> **GOAL OF THE EXERCISE**:
Wherever the listing has a line with the string "this", copy that line out.

━━━━━ STUDY MATERIAL

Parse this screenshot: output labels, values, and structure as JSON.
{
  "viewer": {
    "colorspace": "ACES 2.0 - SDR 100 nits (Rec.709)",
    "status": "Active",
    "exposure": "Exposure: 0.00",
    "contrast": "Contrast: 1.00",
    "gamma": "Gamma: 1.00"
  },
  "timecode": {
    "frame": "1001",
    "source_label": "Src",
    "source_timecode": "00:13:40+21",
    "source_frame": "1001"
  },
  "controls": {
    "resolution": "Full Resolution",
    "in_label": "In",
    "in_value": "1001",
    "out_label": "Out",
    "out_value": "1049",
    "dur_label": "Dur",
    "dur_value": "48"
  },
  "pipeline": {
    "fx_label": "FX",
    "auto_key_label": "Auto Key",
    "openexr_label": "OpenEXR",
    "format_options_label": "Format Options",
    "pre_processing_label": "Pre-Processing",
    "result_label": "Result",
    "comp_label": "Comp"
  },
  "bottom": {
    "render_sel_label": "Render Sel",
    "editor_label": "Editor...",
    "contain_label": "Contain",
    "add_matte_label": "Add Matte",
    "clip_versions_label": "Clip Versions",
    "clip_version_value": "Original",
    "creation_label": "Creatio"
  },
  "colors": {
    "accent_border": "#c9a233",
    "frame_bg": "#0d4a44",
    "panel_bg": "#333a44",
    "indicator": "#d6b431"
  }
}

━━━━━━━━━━
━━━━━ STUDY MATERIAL

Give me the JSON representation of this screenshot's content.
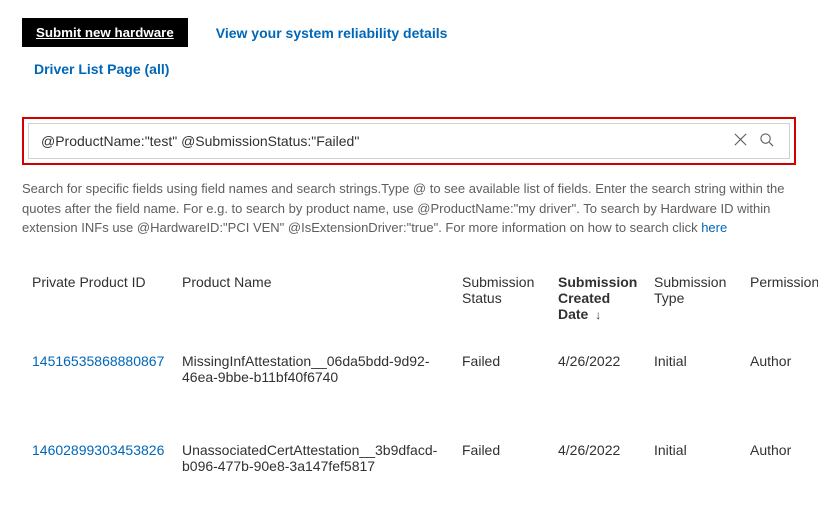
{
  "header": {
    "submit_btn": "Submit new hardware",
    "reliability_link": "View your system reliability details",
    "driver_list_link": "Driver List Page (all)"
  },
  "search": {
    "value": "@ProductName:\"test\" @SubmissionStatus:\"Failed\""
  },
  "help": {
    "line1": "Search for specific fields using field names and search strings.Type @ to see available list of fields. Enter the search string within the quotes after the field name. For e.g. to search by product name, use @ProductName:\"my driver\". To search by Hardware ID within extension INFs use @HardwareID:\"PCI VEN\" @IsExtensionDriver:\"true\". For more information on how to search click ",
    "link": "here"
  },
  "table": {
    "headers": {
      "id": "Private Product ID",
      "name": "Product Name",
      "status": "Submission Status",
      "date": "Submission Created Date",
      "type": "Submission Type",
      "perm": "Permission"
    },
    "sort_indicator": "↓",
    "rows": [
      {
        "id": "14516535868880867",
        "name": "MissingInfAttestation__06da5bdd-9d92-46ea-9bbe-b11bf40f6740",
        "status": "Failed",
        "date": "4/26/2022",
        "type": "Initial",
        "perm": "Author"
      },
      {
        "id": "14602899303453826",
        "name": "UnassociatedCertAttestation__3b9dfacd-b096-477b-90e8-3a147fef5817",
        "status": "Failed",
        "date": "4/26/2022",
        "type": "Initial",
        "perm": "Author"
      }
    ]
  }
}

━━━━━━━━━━

> **ANSWER SPACE**:
Parse this screenshot: output labels, values, and structure as JSON.
Give me the JSON representation of this screenshot's content.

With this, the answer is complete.